I’m pregnant for the first time (four months along) and am concerned about the weight I am gaining. I spent most of my 28 years trying to stay fit and keep the weight off, but now I’m gaining what for me is too much weight. How much should I be gaining, and will I be able to lose it after the baby arrives?
It’s great that you care about keeping fit. Pregnancy can be a challenging time for women who have always been concerned about weight gain. Be assured, a healthy pregnancy requires weight gain and giving up a slim figure. On the positive side, it can be quite liberating to give yourself permission to gain weight and enjoy the temporary changes in your body’s topography.

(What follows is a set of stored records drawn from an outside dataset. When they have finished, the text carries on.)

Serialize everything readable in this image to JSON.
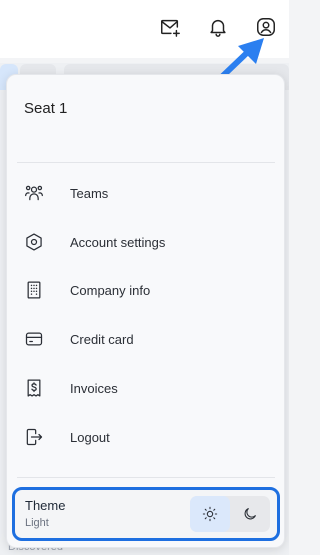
{
  "topbar": {
    "icons": [
      "mail-plus-icon",
      "bell-icon",
      "user-circle-icon"
    ]
  },
  "background": {
    "bottom_text": "Discovered"
  },
  "menu": {
    "seat_title": "Seat 1",
    "items": [
      {
        "label": "Teams",
        "icon": "users-icon"
      },
      {
        "label": "Account settings",
        "icon": "hexagon-settings-icon"
      },
      {
        "label": "Company info",
        "icon": "building-icon"
      },
      {
        "label": "Credit card",
        "icon": "credit-card-icon"
      },
      {
        "label": "Invoices",
        "icon": "invoice-dollar-icon"
      },
      {
        "label": "Logout",
        "icon": "logout-icon"
      }
    ]
  },
  "theme": {
    "title": "Theme",
    "current": "Light",
    "options": [
      "sun-icon",
      "moon-icon"
    ]
  },
  "colors": {
    "accent": "#1e6fe0",
    "arrow": "#2b7ff0"
  }
}
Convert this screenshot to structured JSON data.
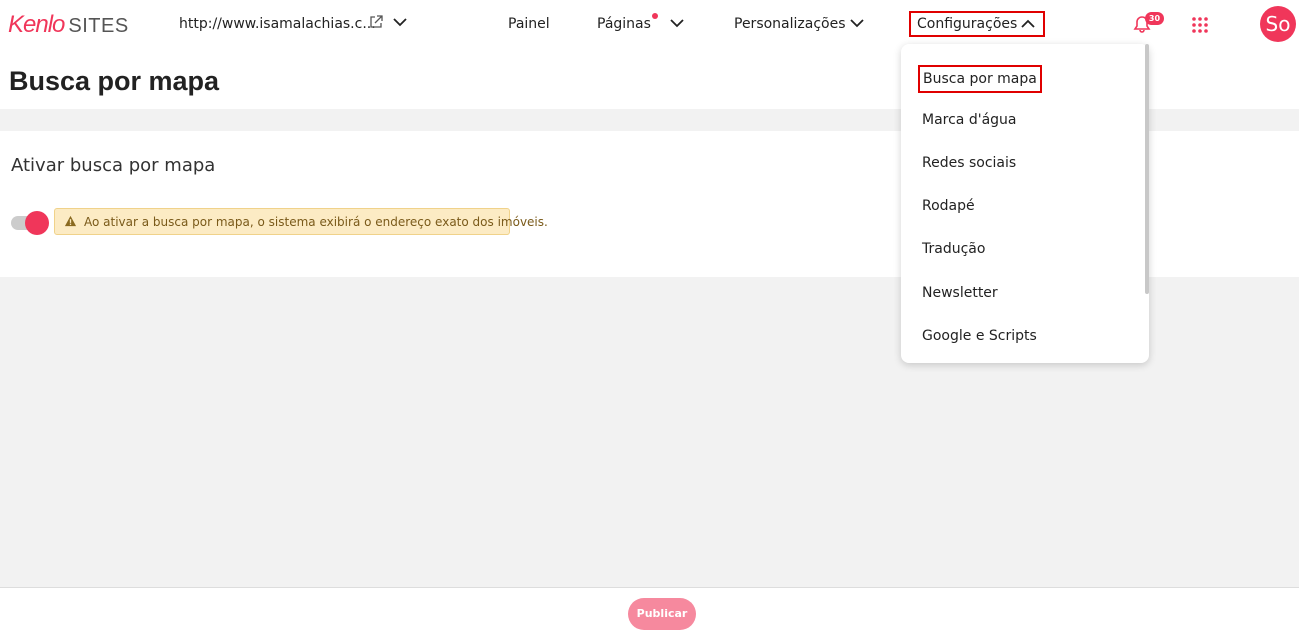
{
  "brand": {
    "logo_main": "Kenlo",
    "logo_sub": "SITES",
    "accent": "#f0365a"
  },
  "site": {
    "url": "http://www.isamalachias.c..."
  },
  "nav": {
    "painel": "Painel",
    "paginas": "Páginas",
    "personalizacoes": "Personalizações",
    "configuracoes": "Configurações"
  },
  "notifications": {
    "count": "30"
  },
  "user": {
    "avatar_initials": "So"
  },
  "page": {
    "title": "Busca por mapa"
  },
  "card": {
    "title": "Ativar busca por mapa",
    "toggle_on": true,
    "warning": "Ao ativar a busca por mapa, o sistema exibirá o endereço exato dos imóveis."
  },
  "dropdown": {
    "items": [
      {
        "label": "Busca por mapa",
        "active": true
      },
      {
        "label": "Marca d'água"
      },
      {
        "label": "Redes sociais"
      },
      {
        "label": "Rodapé"
      },
      {
        "label": "Tradução"
      },
      {
        "label": "Newsletter"
      },
      {
        "label": "Google e Scripts"
      }
    ]
  },
  "footer": {
    "publish_label": "Publicar"
  },
  "icons": {
    "external_link": "external-link-icon",
    "chevron_down": "chevron-down-icon",
    "chevron_up": "chevron-up-icon",
    "bell": "bell-icon",
    "apps": "apps-grid-icon",
    "warning": "warning-icon"
  }
}
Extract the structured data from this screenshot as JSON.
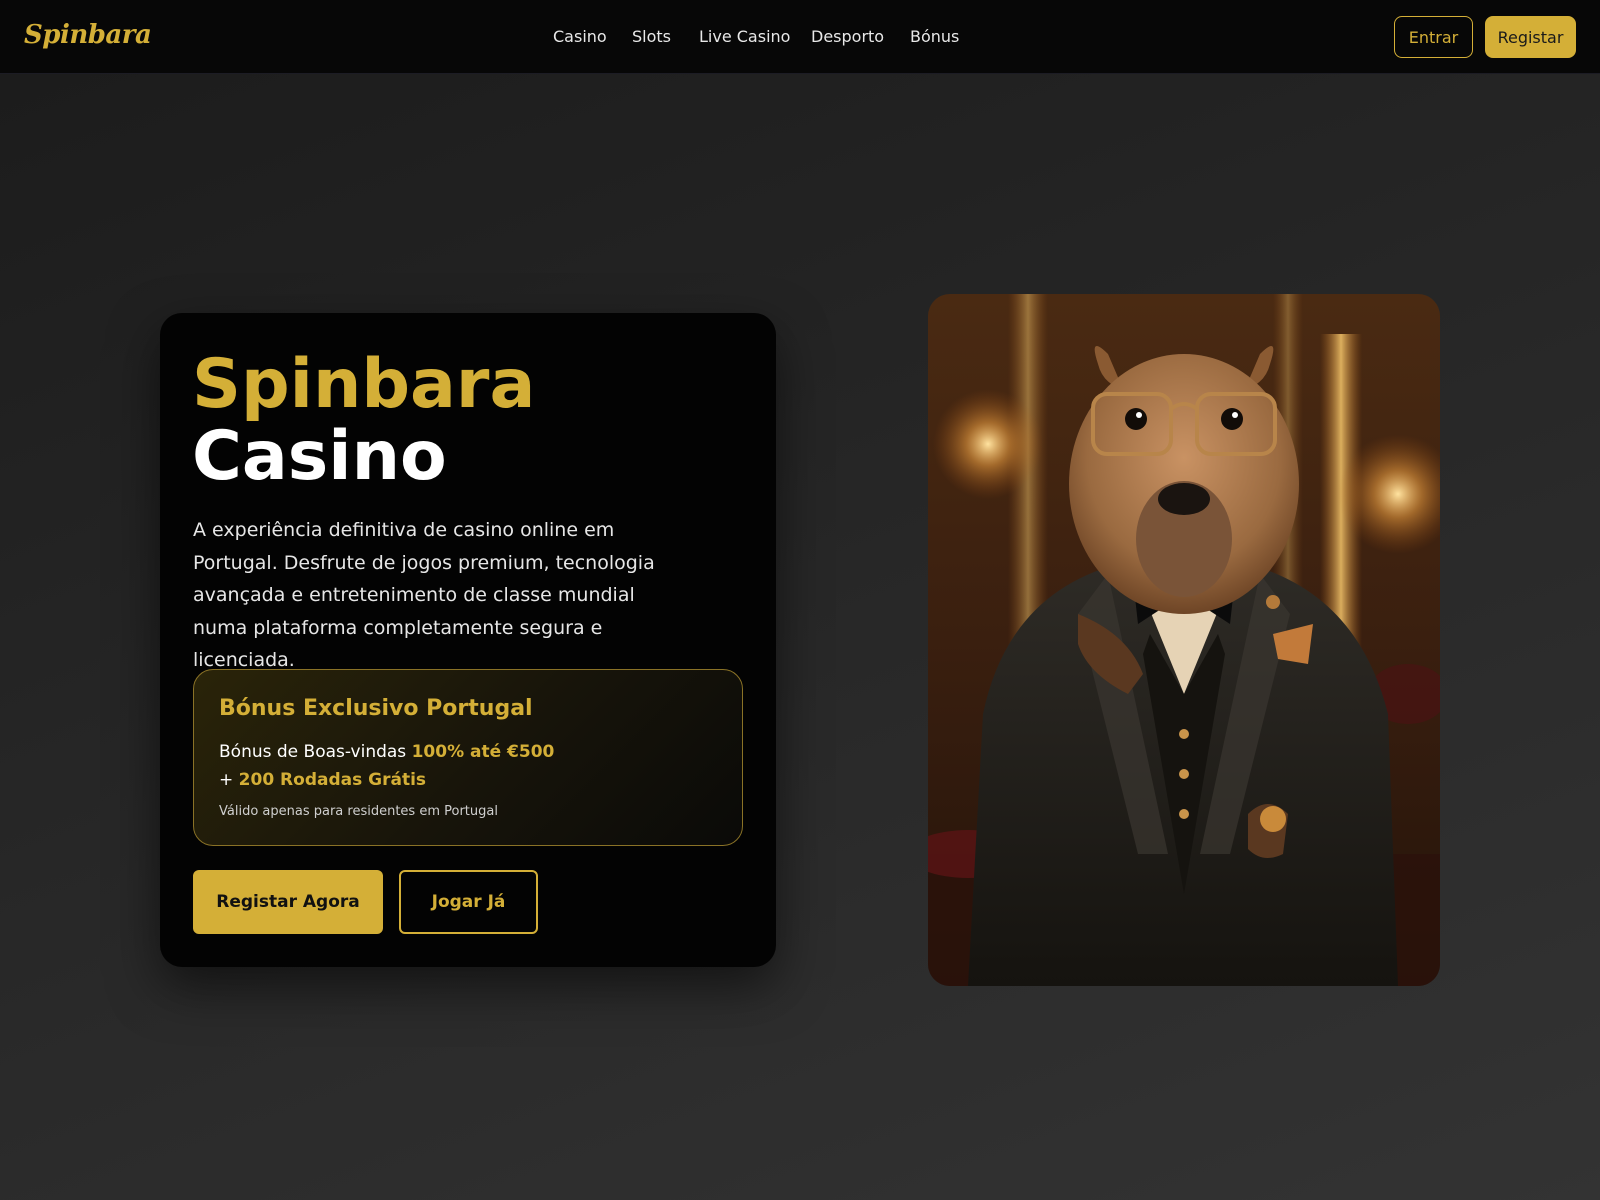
{
  "header": {
    "logo": "Spinbara",
    "nav": [
      {
        "label": "Casino"
      },
      {
        "label": "Slots"
      },
      {
        "label": "Live Casino"
      },
      {
        "label": "Desporto"
      },
      {
        "label": "Bónus"
      }
    ],
    "login_label": "Entrar",
    "register_label": "Registar"
  },
  "hero": {
    "title_line1": "Spinbara",
    "title_line2": "Casino",
    "description": "A experiência definitiva de casino online em Portugal. Desfrute de jogos premium, tecnologia avançada e entretenimento de classe mundial numa plataforma completamente segura e licenciada.",
    "bonus": {
      "title": "Bónus Exclusivo Portugal",
      "line1_prefix": "Bónus de Boas-vindas ",
      "line1_highlight": "100% até €500",
      "line2_prefix": "+ ",
      "line2_highlight": "200 Rodadas Grátis",
      "note": "Válido apenas para residentes em Portugal"
    },
    "cta_primary": "Registar Agora",
    "cta_secondary": "Jogar Já"
  },
  "illustration": {
    "subject": "capybara-mascot-in-tuxedo"
  },
  "colors": {
    "accent_gold": "#d4af37",
    "header_bg": "#070707",
    "card_bg": "#030303"
  }
}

Most healthy women should expect to gain about 25 to 35 pounds for the entire pregnancy. Underweight women should expect to gain a little more; overweight women should anticipate less weight gain. In the first three months of pregnancy, weight gain should be minimal (3 to 4 pounds). In the latter half of pregnancy, you can expect to gain about a pound a week.
It’s important to remember that pregnancy is NOT the time to diet. You will need an additional 300 calories a day to provide adequate nutrients for you and your baby. Eating healthy foods (fruits and vegetables, adequate protein, whole grains and plenty of dairy) should be your main focus, rather than the weight you are gaining. Exercising regularly is also important and can help you feel healthy throughout the pregnancy.
There will be some initial dramatic weight loss in the weeks following the delivery, but it will likely take many months to reach your pre-pregnancy weight. Breastfeeding burns about 500 calories a day and may help you achieve your goals. But once again, adequate nutritional intake and exercise should be your focus.
Our parenting advice is given as suggestions only. We recommend you also consult your healthcare provider, and urge you to contact them immediately if your question is urgent or about a medical condition.